A friend once told me that the most intimate thing you can share with someone is silence.
Go on a first date or to a cocktail party and this truth becomes obvious.
When meeting someone for the first time, we fill the air with words. Small talk erupts unceasingly, each participant unwilling to let in the intimacy and discomfort of silence. We typically continue this battle with silence through many subsequent meetings with friends or lovers. Then gradually, our insistence on chatter and the terror of awkwardness begins to subside. Brief moments of silence start to emerge, which eventually evolve into minutes, and then maybe, maybe even hours.

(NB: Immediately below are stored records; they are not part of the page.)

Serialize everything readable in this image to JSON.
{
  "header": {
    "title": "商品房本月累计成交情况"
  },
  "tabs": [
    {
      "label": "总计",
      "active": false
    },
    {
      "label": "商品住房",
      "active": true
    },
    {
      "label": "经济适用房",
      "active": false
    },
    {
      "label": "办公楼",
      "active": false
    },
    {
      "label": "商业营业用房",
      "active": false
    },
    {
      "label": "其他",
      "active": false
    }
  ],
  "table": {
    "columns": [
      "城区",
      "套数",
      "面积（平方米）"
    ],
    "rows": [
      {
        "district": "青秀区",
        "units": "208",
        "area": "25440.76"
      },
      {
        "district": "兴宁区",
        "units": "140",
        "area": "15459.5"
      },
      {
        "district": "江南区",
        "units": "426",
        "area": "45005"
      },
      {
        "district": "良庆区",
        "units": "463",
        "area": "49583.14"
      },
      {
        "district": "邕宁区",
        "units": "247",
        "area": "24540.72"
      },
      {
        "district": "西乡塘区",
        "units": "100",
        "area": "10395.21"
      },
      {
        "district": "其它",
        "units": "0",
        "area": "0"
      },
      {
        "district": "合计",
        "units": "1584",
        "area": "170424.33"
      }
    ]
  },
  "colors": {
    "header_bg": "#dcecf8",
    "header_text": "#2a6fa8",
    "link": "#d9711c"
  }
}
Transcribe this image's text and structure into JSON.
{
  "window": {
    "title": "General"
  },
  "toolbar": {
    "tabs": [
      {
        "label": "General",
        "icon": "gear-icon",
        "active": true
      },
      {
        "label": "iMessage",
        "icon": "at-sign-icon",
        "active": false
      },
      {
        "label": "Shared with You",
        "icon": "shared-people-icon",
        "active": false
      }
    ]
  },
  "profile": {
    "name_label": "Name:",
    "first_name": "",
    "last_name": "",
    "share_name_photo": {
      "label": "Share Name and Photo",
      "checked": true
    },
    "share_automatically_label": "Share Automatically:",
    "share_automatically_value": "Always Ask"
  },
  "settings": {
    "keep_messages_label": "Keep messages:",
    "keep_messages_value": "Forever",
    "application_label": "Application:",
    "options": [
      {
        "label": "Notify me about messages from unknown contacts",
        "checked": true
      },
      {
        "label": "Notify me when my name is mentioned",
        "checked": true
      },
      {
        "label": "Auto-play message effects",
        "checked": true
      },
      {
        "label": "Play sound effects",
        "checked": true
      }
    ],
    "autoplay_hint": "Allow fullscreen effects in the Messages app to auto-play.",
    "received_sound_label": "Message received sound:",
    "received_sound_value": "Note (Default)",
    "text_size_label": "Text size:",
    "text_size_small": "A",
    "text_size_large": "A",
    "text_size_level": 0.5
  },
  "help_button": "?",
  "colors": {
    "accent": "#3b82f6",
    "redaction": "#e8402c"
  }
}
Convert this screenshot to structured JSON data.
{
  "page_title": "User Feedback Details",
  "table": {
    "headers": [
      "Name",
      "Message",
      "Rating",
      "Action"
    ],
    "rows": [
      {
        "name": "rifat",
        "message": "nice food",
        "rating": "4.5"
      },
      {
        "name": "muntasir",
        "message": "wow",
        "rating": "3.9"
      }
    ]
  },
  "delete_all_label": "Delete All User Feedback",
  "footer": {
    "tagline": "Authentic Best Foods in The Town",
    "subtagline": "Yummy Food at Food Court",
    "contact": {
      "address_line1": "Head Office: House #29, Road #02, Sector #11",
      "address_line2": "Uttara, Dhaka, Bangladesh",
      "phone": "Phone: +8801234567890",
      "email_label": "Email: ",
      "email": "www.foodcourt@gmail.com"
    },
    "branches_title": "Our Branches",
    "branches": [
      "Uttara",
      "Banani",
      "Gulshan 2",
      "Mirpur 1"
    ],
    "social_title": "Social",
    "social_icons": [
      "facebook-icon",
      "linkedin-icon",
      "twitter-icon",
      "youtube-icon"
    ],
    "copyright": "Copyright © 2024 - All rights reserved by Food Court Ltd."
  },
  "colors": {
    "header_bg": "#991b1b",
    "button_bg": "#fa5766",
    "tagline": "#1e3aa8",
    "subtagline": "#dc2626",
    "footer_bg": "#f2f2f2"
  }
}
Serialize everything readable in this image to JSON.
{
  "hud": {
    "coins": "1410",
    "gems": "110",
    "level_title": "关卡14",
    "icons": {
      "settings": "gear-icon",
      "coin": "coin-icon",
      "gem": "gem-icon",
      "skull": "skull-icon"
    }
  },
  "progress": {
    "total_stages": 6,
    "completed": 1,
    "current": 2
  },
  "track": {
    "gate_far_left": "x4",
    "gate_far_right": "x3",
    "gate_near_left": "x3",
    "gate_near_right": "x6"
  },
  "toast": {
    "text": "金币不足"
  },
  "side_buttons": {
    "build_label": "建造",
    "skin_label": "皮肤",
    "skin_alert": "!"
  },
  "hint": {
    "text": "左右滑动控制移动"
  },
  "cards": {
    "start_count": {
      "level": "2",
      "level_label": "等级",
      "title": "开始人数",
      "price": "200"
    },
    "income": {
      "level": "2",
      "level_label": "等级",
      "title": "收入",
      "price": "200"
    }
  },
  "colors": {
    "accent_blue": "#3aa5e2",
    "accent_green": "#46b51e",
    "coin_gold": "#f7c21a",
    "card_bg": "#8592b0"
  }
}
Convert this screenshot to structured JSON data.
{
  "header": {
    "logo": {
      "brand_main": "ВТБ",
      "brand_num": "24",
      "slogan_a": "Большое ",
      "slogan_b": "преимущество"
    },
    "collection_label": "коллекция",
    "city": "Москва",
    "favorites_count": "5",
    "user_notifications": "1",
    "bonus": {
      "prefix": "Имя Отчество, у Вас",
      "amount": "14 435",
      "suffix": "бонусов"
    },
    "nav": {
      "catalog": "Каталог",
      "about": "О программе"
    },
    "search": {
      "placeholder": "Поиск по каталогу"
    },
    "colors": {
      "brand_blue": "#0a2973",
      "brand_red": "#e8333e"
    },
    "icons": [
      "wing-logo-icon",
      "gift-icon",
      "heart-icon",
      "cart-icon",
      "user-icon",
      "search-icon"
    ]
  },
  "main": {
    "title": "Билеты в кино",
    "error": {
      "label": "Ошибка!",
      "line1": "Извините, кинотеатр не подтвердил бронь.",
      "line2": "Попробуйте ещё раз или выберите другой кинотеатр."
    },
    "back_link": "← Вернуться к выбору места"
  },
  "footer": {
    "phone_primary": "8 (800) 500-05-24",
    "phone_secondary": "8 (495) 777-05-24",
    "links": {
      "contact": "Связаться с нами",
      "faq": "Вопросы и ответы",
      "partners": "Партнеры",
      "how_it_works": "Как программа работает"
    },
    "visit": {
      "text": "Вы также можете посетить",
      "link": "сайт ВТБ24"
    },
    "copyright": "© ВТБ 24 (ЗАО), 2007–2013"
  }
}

Perhaps the classic tale of the old married couple sitting silently over bowls of spaghetti at a restaurant has forever been misinterpreted. Perhaps instead of a tragic story, it is a hopeful one. Perhaps it isn’t the mark of two people who have grown bored of each other. Perhaps instead, it is two people who have become so at ease in each other’s presence that they can exist silently across a table, unencumbered by the necessity of conversation.
This is not to say that conversation is a negative aspect of relationships. Conversation is clearly necessary and fruitful. It is a central component of all relationships—familial, friendly, or romantic. Yet, possibly, the most intimate act of all is the absence of conversation.
Our minds operate much like two people on a first date or at a cocktail party. The uncertainty of what will happen if silence occurs keeps our brain in constant chatter mode. Just like an acquaintance at a party, our mind gossips or talks about the weather. It tells us about what it’s feeling that day or what it thinks about its coworkers. It rants about the political climate or the sports game it saw last night.
The mind is the world’s best small-talker.
Our mind’s enthusiasm comes to great use much of the time. Even so, becoming comfortable with ourselves might involve similar processes to feeling at ease with others. The brain keeps the chatter going to avoid the discomfort of sitting silently with ourselves. When we feel uncomfortable or scared of what our minds contain, we allow them to rant. We let them provide nonstop commentary on our lives. Only when we release ourselves from the ongoing dialogue of the ego can we see ourselves as we are.
The practice of meditation offers up the possibility of silence.
This silence at first can be torturous. The mind delights in resisting silence by leaping in with insights or complaints. Yet, meditation asks us to return. It asks us to come back to the practice. It asks that we let go of the idea that silence is inevitably painful. At other times it asks us to accept this pain. To accept the awkwardness. To accept the silence in all its intimacy.
Meditation is the process of becoming more intimate with ourselves. We learn to sit with ourselves without the trappings of words, ideas, expectations, or opinions. We come face-to-face with our pure, unadulterated selves. With practice, we find moments of silence, then minutes, then maybe even hours. We no longer require ourselves to fill the silence with small talk.
We practice meditation until one day, we find ourselves sitting across from our minds, sharing in the intimacy of silence as we lean over bowls of spaghetti and sip from glasses of wine.